Shultz—Best as [going?], ambiguous—avoid discussion

Cap—Yes, first lets not get further to commit us NOT TO DEPLOY

Ken A—No veto—They are already violate therefore don’t reaffirm

Pres—Soviets see defenses as their way to black mail without fear

We could use to avoid threat

Nothing could stop us from going forward

After devel weapon—see if nuclear powers would give up nukes in return for defense—keep gas masks

But no veto—either join or we go ahead—no 10 years of [omission?]

goal is: can they bring about end of nuclear threat

Casey—They want reaffirm ABM for propaganda no other purpose

Pres—no need to talk about it—we are in treaty

Shultz—Questioned if need for ABM Treaty

Response—no need to reaffirm

Pres—The press will ask—we should answer before reaffirm, must have compliance therefore they are not

Meese—they want to get commit to use with a future Pres.

Casey—Be careful—will hit on head with this

Cap—All need to say is we are proceeding in ABM Treaty—you are not

RCM—Pres has said our SDI program is on record within ABM Treaty—never say it is not

Cap—ABM Treaty has permit withdrawal

Casey—They would love to give up K-radar to get you locked in

Pres—But my idea of consultation—isn’t in treaty

—Want to say I hope their concerns means they will comply

AdelmanSDI can get us to reduce nuclear weapons—but also other types—battlefield, aircraft etc

—Not all problem, but most problem

Pres—4800 miles away—30 min MX impacted

—Concerned about most destab system

—Tell Gorbachev—can understand their [or them?] seek 1st strike—we are not

  1. Source: Reagan Library, Robert Linhard Files, Summit Material, 11/19/85–11/21/85 OA 92178 [2 of 7]. No classification marking.

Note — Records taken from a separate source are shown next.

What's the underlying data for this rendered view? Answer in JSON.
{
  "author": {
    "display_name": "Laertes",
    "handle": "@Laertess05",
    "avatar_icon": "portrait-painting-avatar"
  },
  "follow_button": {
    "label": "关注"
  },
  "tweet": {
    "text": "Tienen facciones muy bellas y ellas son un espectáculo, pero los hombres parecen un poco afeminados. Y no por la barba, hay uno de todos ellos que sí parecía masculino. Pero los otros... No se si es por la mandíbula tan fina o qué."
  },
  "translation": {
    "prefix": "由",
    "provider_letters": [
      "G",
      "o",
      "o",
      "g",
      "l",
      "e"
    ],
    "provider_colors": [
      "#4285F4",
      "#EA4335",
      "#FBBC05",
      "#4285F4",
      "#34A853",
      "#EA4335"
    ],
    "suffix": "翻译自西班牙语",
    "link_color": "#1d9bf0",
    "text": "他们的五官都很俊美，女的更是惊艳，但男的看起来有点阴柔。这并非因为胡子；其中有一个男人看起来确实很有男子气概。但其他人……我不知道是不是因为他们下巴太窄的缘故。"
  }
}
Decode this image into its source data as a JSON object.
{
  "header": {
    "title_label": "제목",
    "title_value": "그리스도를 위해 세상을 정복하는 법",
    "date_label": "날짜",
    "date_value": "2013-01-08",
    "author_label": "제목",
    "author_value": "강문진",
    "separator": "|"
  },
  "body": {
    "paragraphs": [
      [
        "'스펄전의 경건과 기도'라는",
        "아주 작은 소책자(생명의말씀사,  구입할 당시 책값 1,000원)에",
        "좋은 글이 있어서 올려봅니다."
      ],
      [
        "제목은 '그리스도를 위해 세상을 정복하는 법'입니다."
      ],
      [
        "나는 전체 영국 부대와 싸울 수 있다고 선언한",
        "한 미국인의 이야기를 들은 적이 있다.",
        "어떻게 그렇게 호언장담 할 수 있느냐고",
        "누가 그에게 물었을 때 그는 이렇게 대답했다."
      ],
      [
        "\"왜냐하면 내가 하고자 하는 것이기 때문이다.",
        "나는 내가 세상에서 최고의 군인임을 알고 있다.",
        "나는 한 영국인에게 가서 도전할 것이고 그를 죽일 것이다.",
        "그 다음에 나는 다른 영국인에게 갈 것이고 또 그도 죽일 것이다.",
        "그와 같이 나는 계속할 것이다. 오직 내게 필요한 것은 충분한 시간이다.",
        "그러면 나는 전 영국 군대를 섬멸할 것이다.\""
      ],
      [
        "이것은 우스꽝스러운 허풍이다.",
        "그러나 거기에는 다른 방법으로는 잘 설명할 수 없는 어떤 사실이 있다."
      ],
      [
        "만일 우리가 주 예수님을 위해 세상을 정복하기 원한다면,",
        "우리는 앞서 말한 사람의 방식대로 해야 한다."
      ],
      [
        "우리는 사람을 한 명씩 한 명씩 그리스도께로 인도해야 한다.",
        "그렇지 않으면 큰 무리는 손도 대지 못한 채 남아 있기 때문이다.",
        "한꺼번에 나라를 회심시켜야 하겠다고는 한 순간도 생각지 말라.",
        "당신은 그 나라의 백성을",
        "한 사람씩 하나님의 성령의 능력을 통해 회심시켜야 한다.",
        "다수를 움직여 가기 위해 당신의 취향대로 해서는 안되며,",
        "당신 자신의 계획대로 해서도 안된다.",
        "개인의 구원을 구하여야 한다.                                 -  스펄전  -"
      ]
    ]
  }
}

The editor transcribed the text from Linhard’s handwritten notes of the November 14 NSPG meeting. An image of the notes is Appendix A. No formal record of the meeting was found. According to the President’s Daily Diary, the NSPG meeting took place in the Situation Room from 11:05 to 11:56 a.m. (Reagan Library, President’s Daily Diary) On November 14, Reagan wrote in his personal diary: “An N.S.P.G. meeting to talk about arms control & how we present (& what) to Mr. G. in Geneva.” He also wrote: “Met with our 3 arms negotiators who have just recessed the 3rd session. They are aware that the Soviets have gone farther in the sense of actually proposing numbers but still the Soviets shade things in their favor.” (Brinkley, ed., The Reagan Diaries, vol. II: November 1985–January 1989, p. 540) Later that day, he met with Kampelman, Tower, and Glitman in the Oval Office from 1:04 to 1:36 p.m. (Reagan Library, President’s Daily Diary) No substantive record was found.